Tuesday, April 7, 2009

Tombstone Tuesday: Between Censuses

I have a *thing* for children who lived short existences between federal censuses. The U.S. census is taken every 10 years. Many children were born and died between the time a census was taken. They don't show up as being part of a family on those records.

Whenever I visit a cemetery to track my own ancestors, I always do a quick check of the whole lot for "children between censuses," as I call them. Then I take pictures as a way to record their existence. It's weird, I know, but I just don't want anyone to be forgotten.

Today's child between censuses is Myrtle Chadwell. She is buried in Kelley-Rogers Cemetery in Cameron, Louisiana.

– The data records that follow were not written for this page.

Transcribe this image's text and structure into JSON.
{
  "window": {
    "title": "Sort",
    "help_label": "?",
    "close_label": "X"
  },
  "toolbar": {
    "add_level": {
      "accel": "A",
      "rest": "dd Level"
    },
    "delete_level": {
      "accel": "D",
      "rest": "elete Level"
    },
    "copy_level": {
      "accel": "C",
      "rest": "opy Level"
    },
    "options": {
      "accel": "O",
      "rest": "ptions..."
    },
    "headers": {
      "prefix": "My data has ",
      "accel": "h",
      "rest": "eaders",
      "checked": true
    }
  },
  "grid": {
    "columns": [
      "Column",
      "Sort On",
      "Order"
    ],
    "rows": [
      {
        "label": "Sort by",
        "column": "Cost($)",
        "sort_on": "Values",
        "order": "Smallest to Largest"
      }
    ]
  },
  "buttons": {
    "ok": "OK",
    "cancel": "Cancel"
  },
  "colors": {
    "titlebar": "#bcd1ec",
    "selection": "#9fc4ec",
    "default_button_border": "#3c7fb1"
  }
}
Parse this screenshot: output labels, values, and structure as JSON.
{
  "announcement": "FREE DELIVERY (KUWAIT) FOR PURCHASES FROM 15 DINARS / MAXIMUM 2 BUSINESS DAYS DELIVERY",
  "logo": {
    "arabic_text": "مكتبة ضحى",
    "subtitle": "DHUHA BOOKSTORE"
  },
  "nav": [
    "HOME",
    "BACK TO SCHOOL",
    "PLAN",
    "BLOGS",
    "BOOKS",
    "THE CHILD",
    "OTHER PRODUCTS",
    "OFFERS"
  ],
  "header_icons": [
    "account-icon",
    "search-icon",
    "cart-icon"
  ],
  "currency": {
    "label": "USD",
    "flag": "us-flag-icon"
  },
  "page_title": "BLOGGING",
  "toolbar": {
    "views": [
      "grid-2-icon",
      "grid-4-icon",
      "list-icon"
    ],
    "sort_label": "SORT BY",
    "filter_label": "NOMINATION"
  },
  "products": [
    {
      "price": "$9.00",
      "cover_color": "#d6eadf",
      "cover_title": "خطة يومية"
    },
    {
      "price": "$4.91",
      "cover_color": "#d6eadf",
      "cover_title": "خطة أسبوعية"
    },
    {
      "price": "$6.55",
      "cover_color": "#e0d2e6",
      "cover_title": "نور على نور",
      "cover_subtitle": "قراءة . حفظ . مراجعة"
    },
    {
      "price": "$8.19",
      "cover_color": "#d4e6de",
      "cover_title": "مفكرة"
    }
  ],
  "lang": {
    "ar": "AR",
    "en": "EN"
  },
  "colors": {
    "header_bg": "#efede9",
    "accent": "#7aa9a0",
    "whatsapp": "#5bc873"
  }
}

Note the Mardi Gras beads. I don't know if someone put them there, lost them there or they just settled there after Hurricane Ike.
Hopefully a blog visitor down the road sees this photo and can fit Myrtle into his or her family tree. She belongs to someone, somewhere. Just don't look for her in a federal census.


  1. I always check for those little ones, too!

  2. I do that too, but it always makes me so sad. Before I had my daughter, I couldn't even stand to look at them. Now I feel that it's somebody's (my) obligation to remember these little ones.

  3. What a wonderful thing to do. Recently we were in a cemetery in McMinn County, Tn and my son said you have to come over here and see all these graves of little children.It was sad most of the names could no longer be read.

  4. Another one here. I used to just look at their graves, but now I want to record them, too. I have seen glass beads on a number of recent graves in the Northern Virginia area and have a picture of some on my Graveyard Rabbit blog; I still don't know what the significance is, though.

  5. What a great idea! I might do the same since I'm within walking distance of a great old cemetery.